Photo by Mark Weinberg

I doubt that spaghetti squash will become a go-to for me, or that I’ll ever choose to serve it without a super flavorful sauce. But for now, I have proof that it can taste good—really good, in fact—and that’s enough of a reason to keep trying it.

Spaghetti Squash with White Bean Ragoût

Spaghetti Squash with White Bean Ragoût

Gena Hamshaw Gena Hamshaw
Serves 4

For the squash

  • 1 large whole spaghetti squash
  • 1 tablespoon olive oil
  • 1 pinch kosher salt and pepper
  • 1/2 teaspoon garlic powder

For the white bean ragout

  • 1 1/2 tablespoons olive oil
  • 1 white or yellow onion, diced
  • 4 cloves garlic, minced
  • 1/2 teaspoon crushed thyme
  • 1 teaspoon dried oregano
  • 1/2 teaspoon salt (more to taste)
  • 1 dash crushed red pepper
  • 1 (14 1/2-ounce) can fire-roasted, diced tomatoes
  • 1 (8-ounce) can tomato sauce
  • 1 1/2 cups cooked cannellini, navy, or Great Northern beans (or 1 can white beans, drained and rinsed)
  • 1 tablespoon organic sugar, or 2 teaspoons maple syrup
  • 1/4 cup chopped fresh parsley, for serving (optional)
Go to Recipe

What's your favorite way to prepare spaghetti squash? Tell us in the comments below!

Automagic Spring Menu Maker!
Automagic Spring Menu Maker!
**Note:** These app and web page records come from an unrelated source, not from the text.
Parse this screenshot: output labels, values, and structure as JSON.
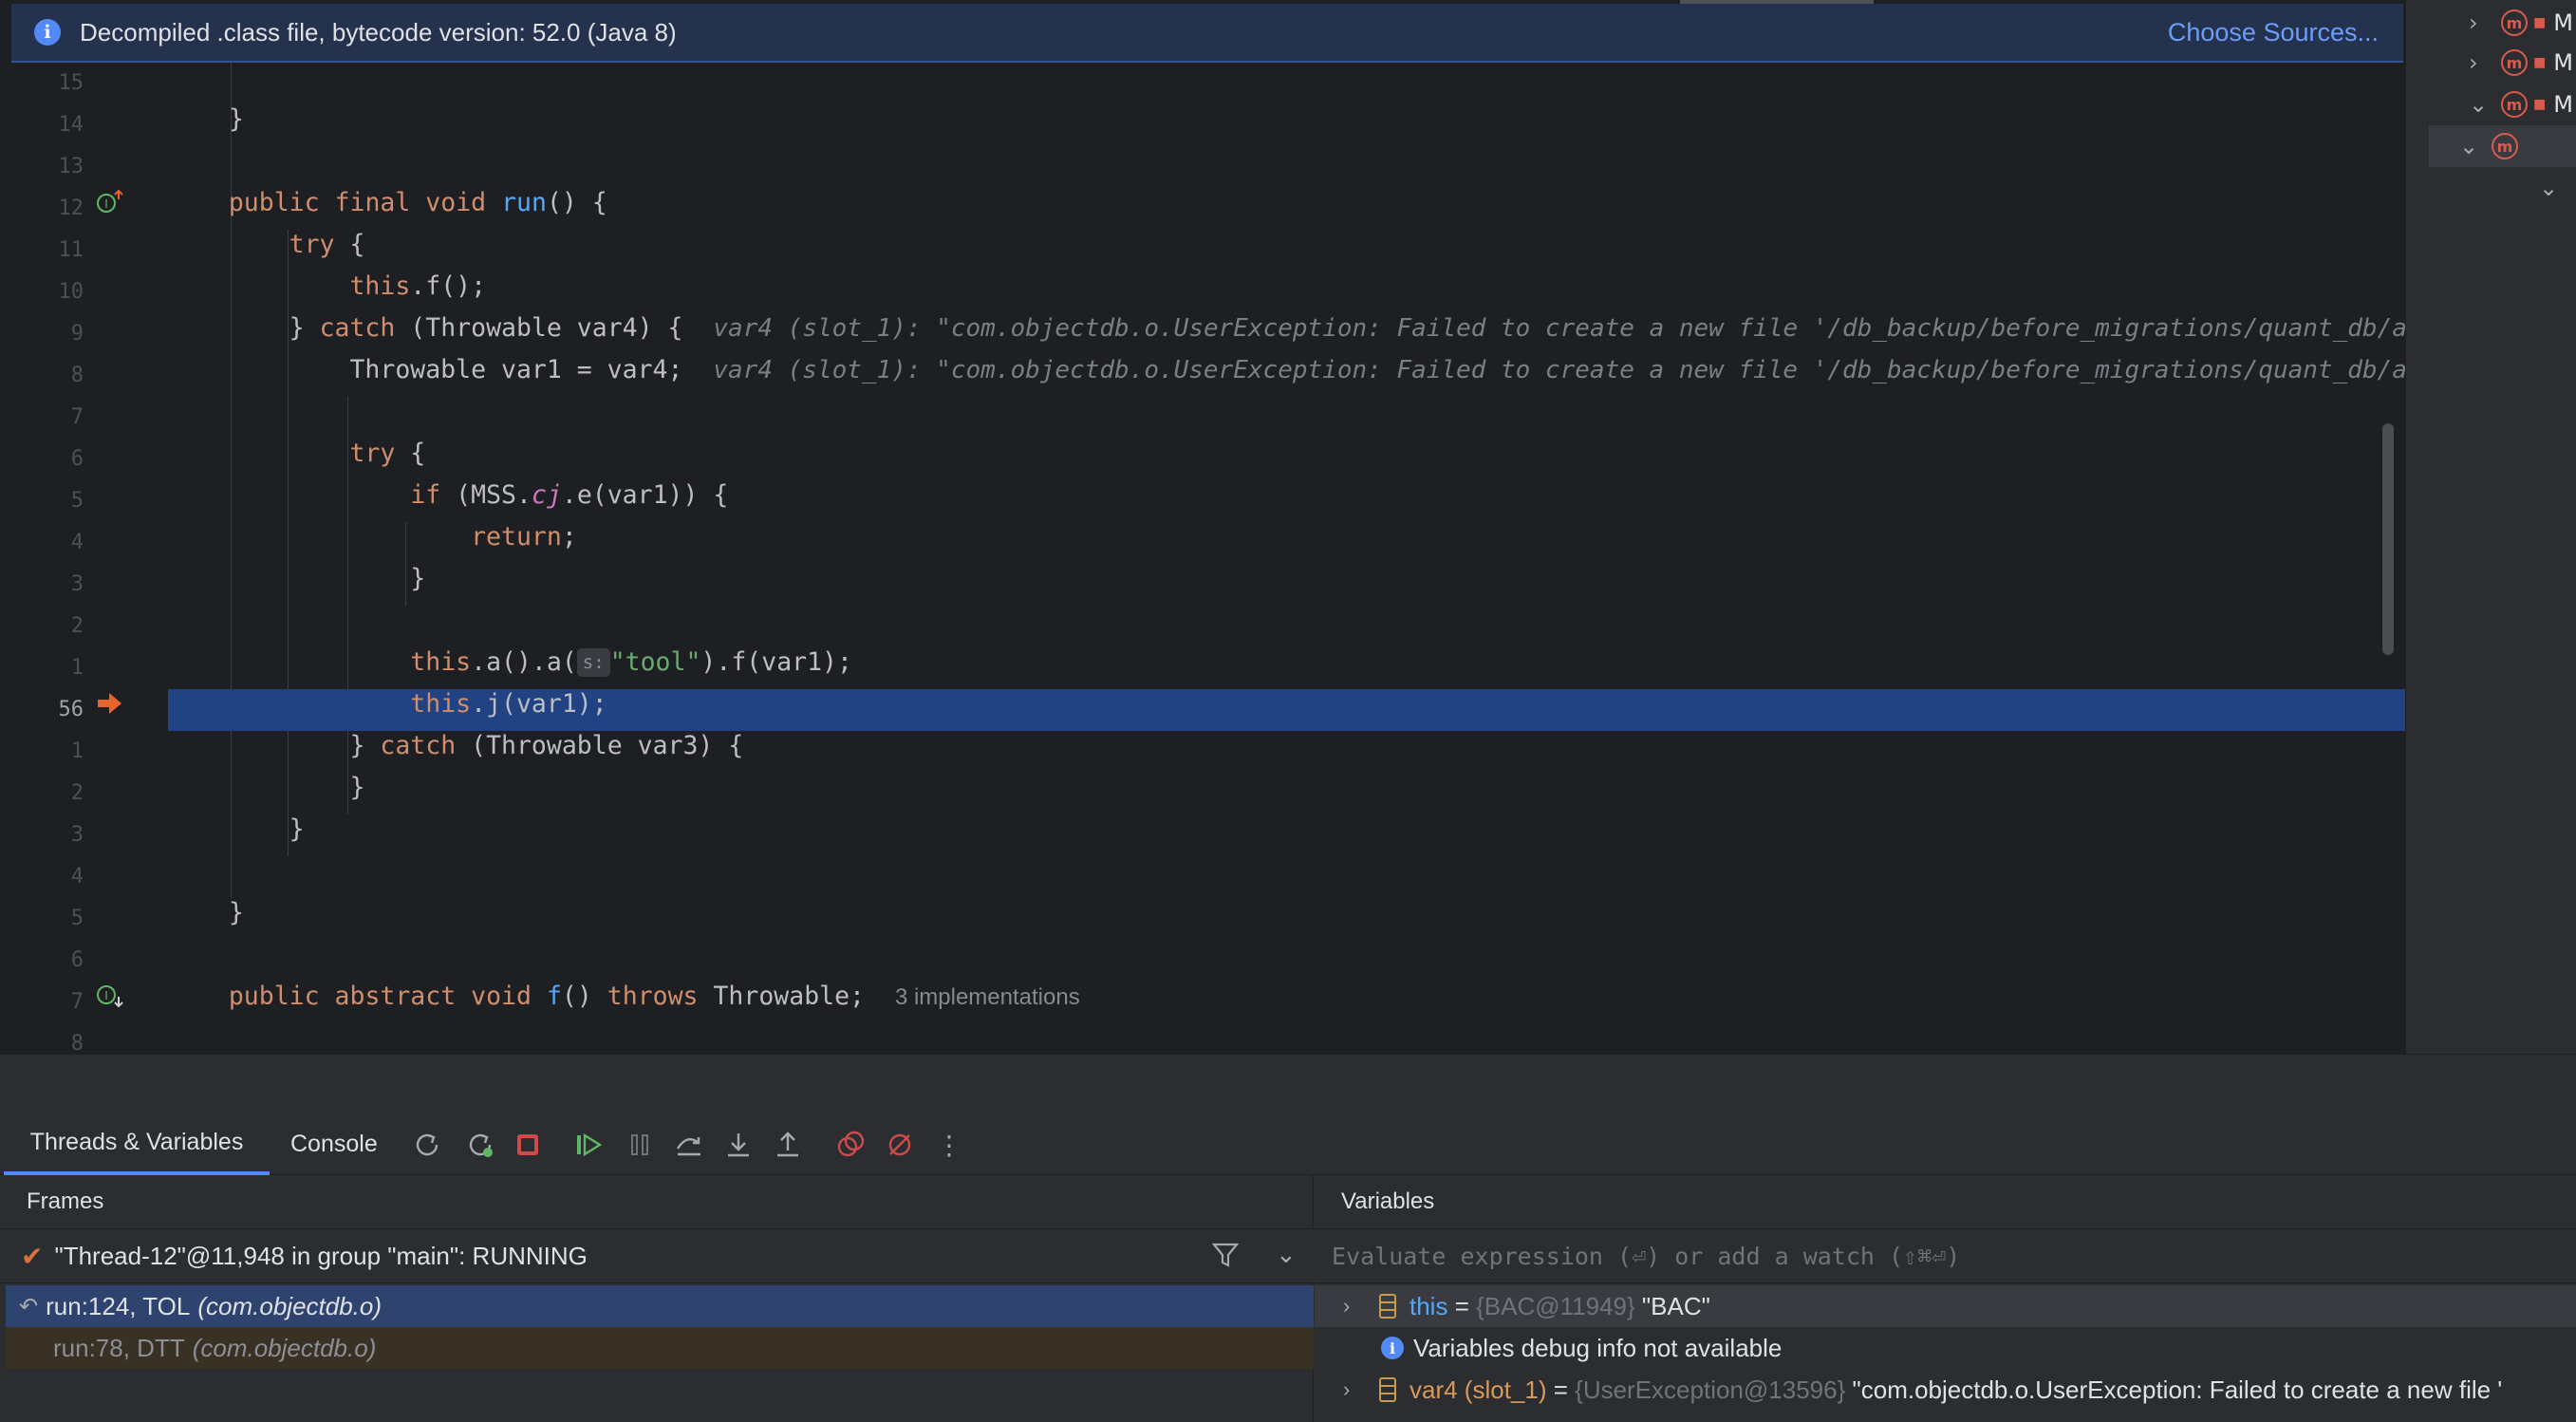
{
  "banner": {
    "message": "Decompiled .class file, bytecode version: 52.0 (Java 8)",
    "link": "Choose Sources..."
  },
  "gutter": {
    "line_numbers": [
      "15",
      "14",
      "13",
      "12",
      "11",
      "10",
      "9",
      "8",
      "7",
      "6",
      "5",
      "4",
      "3",
      "2",
      "1",
      "56",
      "1",
      "2",
      "3",
      "4",
      "5",
      "6",
      "7",
      "8"
    ]
  },
  "code": {
    "l_brace_close": "}",
    "run_kw1": "public",
    "run_kw2": "final",
    "run_kw3": "void",
    "run_name": "run",
    "run_rest": "() {",
    "try_kw": "try",
    "try_brace": " {",
    "this_kw": "this",
    "call_f": ".f();",
    "catch_close": "} ",
    "catch_kw": "catch",
    "catch_rest": " (Throwable var4) {",
    "inlay_var4": "var4 (slot_1): \"com.objectdb.o.UserException: Failed to create a new file '/db_backup/before_migrations/quant_db/a",
    "assign": "Throwable var1 = var4;",
    "if_kw": "if",
    "if_rest1": " (MSS.",
    "if_field": "cj",
    "if_rest2": ".e(var1)) {",
    "return_kw": "return",
    "return_semi": ";",
    "a_call1": ".a().a(",
    "param_hint": "s:",
    "tool_str": "\"tool\"",
    "a_call2": ").f(var1);",
    "j_call": ".j(var1);",
    "catch2_rest": " (Throwable var3) {",
    "abs_kw1": "public",
    "abs_kw2": "abstract",
    "abs_kw3": "void",
    "abs_name": "f",
    "abs_rest1": "() ",
    "throws_kw": "throws",
    "abs_rest2": " Throwable;",
    "implementations": "3 implementations"
  },
  "debug": {
    "tabs": [
      "Threads & Variables",
      "Console"
    ],
    "frames_title": "Frames",
    "variables_title": "Variables",
    "thread": "\"Thread-12\"@11,948 in group \"main\": RUNNING",
    "frames": [
      {
        "method": "run:124, TOL",
        "cls": "(com.objectdb.o)"
      },
      {
        "method": "run:78, DTT",
        "cls": "(com.objectdb.o)"
      }
    ],
    "eval_placeholder": "Evaluate expression (⏎) or add a watch (⇧⌘⏎)",
    "vars": {
      "this_name": "this",
      "this_eq": " = ",
      "this_ref": "{BAC@11949}",
      "this_val": " \"BAC\"",
      "info": "Variables debug info not available",
      "var4_name": "var4 (slot_1)",
      "var4_eq": " = ",
      "var4_ref": "{UserException@13596}",
      "var4_val": " \"com.objectdb.o.UserException: Failed to create a new file '"
    }
  },
  "project": {
    "items": [
      "M",
      "M",
      "M"
    ]
  },
  "colors": {
    "keyword": "#cf8e6d",
    "function": "#56a8f5",
    "string": "#6aab73",
    "highlight": "#214283",
    "breakpoint": "#e8642f"
  },
  "icons": [
    "info-icon",
    "override-icon",
    "implemented-icon",
    "execution-point-icon",
    "rerun-icon",
    "restart-icon",
    "stop-icon",
    "resume-icon",
    "pause-icon",
    "step-over-icon",
    "step-into-icon",
    "step-out-icon",
    "view-breakpoints-icon",
    "mute-breakpoints-icon",
    "more-icon",
    "filter-icon",
    "chevron-down-icon",
    "check-icon",
    "frame-return-icon",
    "field-icon"
  ]
}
Tags: Vegetable, Weeknight Cooking, Winter, Vegetarian, Vegan, Gluten-Free